■ **Brief**
Word for word, repeat the data that follows. Do not include the pictures.

■ **Data for this exercise**
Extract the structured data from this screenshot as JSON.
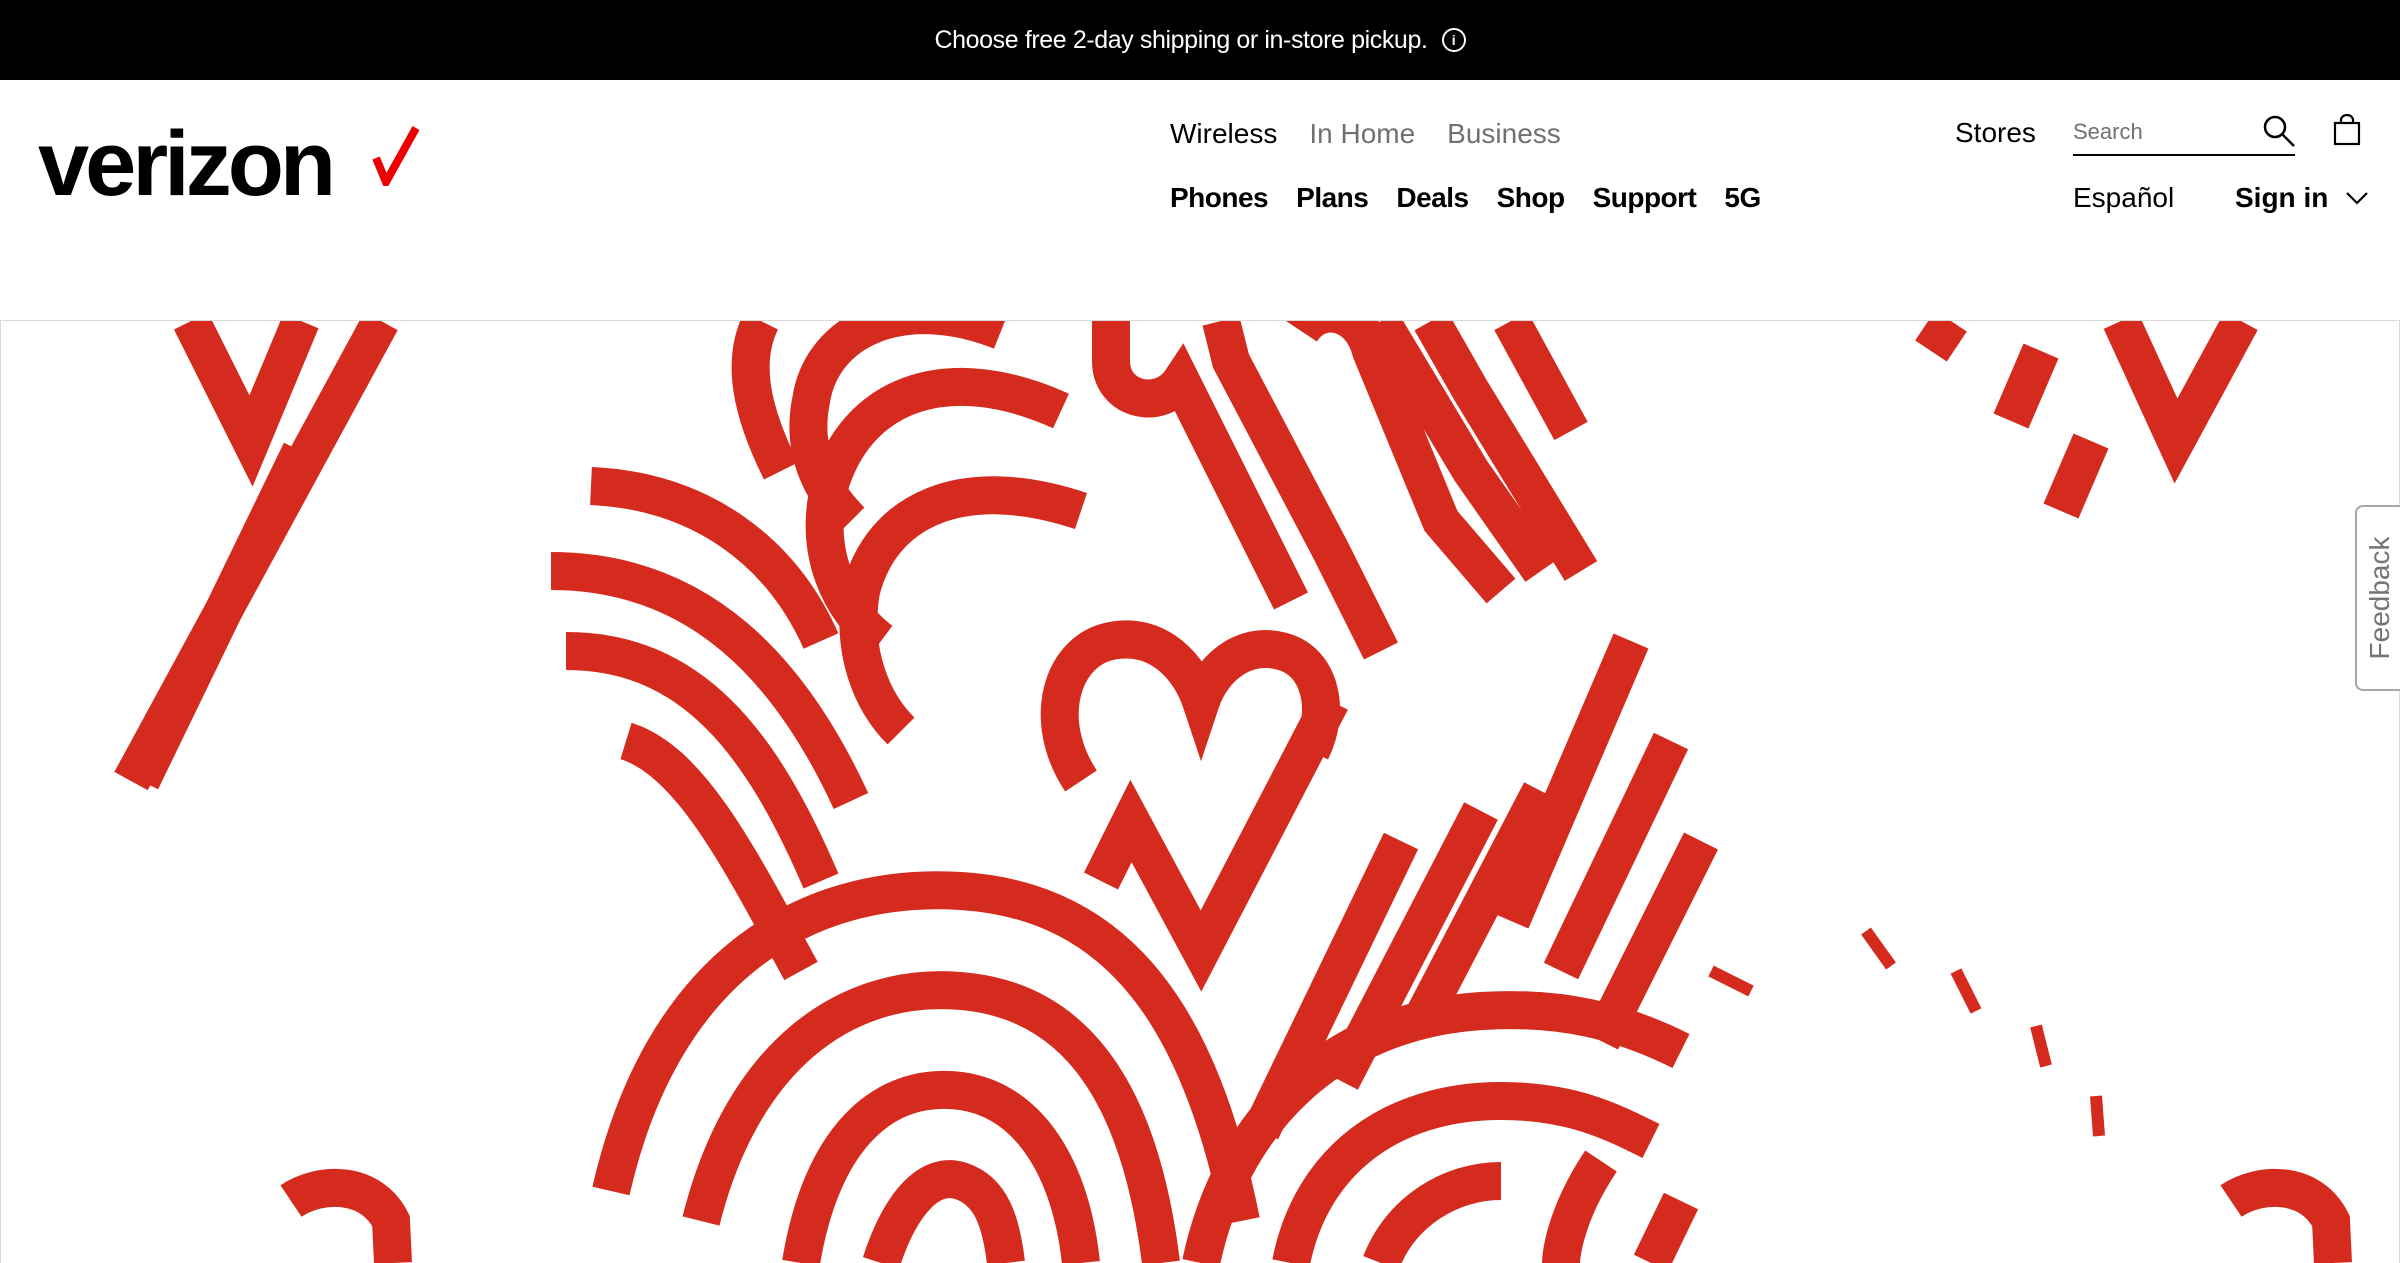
{
  "promo": {
    "text": "Choose free 2-day shipping or in-store pickup.",
    "info_icon": "info-circle-icon"
  },
  "logo": {
    "text": "verizon",
    "check_color": "#ee0000"
  },
  "nav_top": [
    "Wireless",
    "In Home",
    "Business"
  ],
  "nav_main": [
    "Phones",
    "Plans",
    "Deals",
    "Shop",
    "Support",
    "5G"
  ],
  "utility": {
    "stores": "Stores",
    "search_placeholder": "Search",
    "espanol": "Español",
    "signin": "Sign in"
  },
  "feedback": "Feedback",
  "colors": {
    "accent": "#d52b1e",
    "black": "#000000"
  }
}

■ **Answer for the task**
Extract the structured data from this screenshot as JSON.
{
  "promo": {
    "text": "Choose free 2-day shipping or in-store pickup.",
    "info_icon": "info-circle-icon"
  },
  "logo": {
    "text": "verizon",
    "check_color": "#ee0000"
  },
  "nav_top": [
    "Wireless",
    "In Home",
    "Business"
  ],
  "nav_main": [
    "Phones",
    "Plans",
    "Deals",
    "Shop",
    "Support",
    "5G"
  ],
  "utility": {
    "stores": "Stores",
    "search_placeholder": "Search",
    "espanol": "Español",
    "signin": "Sign in"
  },
  "feedback": "Feedback",
  "colors": {
    "accent": "#d52b1e",
    "black": "#000000"
  }
}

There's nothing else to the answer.